It is located in the province of Cadiz and part of that of Malaga, and runs from the mountains down to the recently created El Estrecho Natural Park on the coast, presenting a great diversity of landscapes. This wealth can be found in all spheres: flora, fauna, climatology, history and folklore; an ideal place to visit and enjoy diverse activities such as wild mushroom picking and countryside sports.
This wealth is mainly down to water, with many rivers, streams and reservoirs which, besides supplying the province with water, are also suitable for fishing and recreational activities. However, more than anything else, special mention should be made of the moisture that comes from the coast. It accumulates to form banks of mist in the deep, narrow gorges known as “canutos”. These conditions give rise to unique flora originally from the Tertiary Period, known as “Laurisilva”. It is characterised by smooth, bright leaves that make the most of the moisture and limited light that can pass through the alders growing on the edge of the gorges.
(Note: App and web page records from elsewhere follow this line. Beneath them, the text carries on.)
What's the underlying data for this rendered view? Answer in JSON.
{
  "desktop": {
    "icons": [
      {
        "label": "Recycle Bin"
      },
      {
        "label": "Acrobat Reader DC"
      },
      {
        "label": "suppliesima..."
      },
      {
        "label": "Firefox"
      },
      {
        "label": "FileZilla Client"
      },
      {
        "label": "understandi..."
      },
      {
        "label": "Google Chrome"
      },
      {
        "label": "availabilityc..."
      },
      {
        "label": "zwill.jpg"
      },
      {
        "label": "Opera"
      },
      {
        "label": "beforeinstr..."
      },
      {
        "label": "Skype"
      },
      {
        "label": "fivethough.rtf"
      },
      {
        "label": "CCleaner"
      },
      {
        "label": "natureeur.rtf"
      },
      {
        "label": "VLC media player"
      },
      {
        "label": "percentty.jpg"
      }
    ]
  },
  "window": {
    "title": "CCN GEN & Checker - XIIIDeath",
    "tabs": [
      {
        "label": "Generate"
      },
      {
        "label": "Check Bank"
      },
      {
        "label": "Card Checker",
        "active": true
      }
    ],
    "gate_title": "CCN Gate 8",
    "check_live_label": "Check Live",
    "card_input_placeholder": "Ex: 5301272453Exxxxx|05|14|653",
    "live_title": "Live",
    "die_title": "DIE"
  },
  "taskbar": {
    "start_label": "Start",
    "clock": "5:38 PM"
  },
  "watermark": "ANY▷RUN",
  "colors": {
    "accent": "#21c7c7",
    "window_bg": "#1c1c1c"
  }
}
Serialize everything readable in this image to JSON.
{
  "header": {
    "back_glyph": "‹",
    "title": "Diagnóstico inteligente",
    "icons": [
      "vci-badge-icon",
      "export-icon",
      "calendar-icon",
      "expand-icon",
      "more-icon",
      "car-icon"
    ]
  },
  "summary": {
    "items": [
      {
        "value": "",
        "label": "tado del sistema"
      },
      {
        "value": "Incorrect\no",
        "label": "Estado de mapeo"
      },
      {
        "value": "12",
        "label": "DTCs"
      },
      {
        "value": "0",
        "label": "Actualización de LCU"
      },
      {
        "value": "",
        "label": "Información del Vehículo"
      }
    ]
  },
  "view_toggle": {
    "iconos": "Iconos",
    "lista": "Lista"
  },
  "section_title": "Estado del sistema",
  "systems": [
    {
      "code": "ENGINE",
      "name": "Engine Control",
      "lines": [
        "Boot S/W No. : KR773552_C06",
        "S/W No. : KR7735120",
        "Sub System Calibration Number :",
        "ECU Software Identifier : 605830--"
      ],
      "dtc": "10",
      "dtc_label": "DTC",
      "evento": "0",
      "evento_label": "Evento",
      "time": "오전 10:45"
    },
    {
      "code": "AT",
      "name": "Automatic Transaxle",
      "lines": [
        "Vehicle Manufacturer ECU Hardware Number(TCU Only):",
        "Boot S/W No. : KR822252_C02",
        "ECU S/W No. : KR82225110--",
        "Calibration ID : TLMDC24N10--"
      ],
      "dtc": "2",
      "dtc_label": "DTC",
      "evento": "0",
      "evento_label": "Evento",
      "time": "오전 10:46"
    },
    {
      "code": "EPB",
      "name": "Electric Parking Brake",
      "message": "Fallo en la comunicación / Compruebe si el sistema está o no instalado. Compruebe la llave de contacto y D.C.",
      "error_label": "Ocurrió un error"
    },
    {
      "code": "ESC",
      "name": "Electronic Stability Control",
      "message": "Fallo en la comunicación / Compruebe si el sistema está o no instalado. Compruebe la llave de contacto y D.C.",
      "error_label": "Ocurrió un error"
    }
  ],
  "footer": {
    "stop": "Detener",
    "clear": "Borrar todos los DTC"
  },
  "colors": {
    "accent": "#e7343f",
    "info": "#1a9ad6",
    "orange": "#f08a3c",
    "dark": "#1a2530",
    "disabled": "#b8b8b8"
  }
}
So, amidst the scent of laurel, the beauty of flowering rhododendrons, elegant laurustinus and holly, you can walk through this dense forest accompanied by the sound of dippers, kingfishers, blackcaps and finches, hiding in the bracken.
The ground is sandstone which is ideal for the dense cork forest, and also supports Portuguese oaks and Andalusian oaks in the dampest areas. These copses are the hunting grounds for booted and short-toed eagles and buzzards, as well as goshawks, sparrow hawks and tawny owls. In the upper reaches the rock comes to the surface and the soil is poor, home to “herriza”, a dense scrubland with different species adapted to soils rich in metals such as aluminium. These include, for example, an abundance of aromatic plants. This area is the habitat for mountain goats and a number of birds of prey, especially the Griffon vulture, Egyptian vulture, Bonelli’s eagle, eagle owl and peregrine falcon.
In the clayey areas lower down, you can see the wild olive tree, cleared from time immemorial to make way for pasture for the region’s most typical livestock, the Retinta cow. On the valley walls there is Mediterranean scrub, with rockrose, heather, lavender, daphne and hawthorn. These are the habitat for Andalusian deer, autochthonous to the region and emblematic of game hunting, along with the buck, roe deer and carnivores such as genets, badgers and especially the Egyptian mongoose; here you will find the largest population anywhere on the Iberian Peninsula.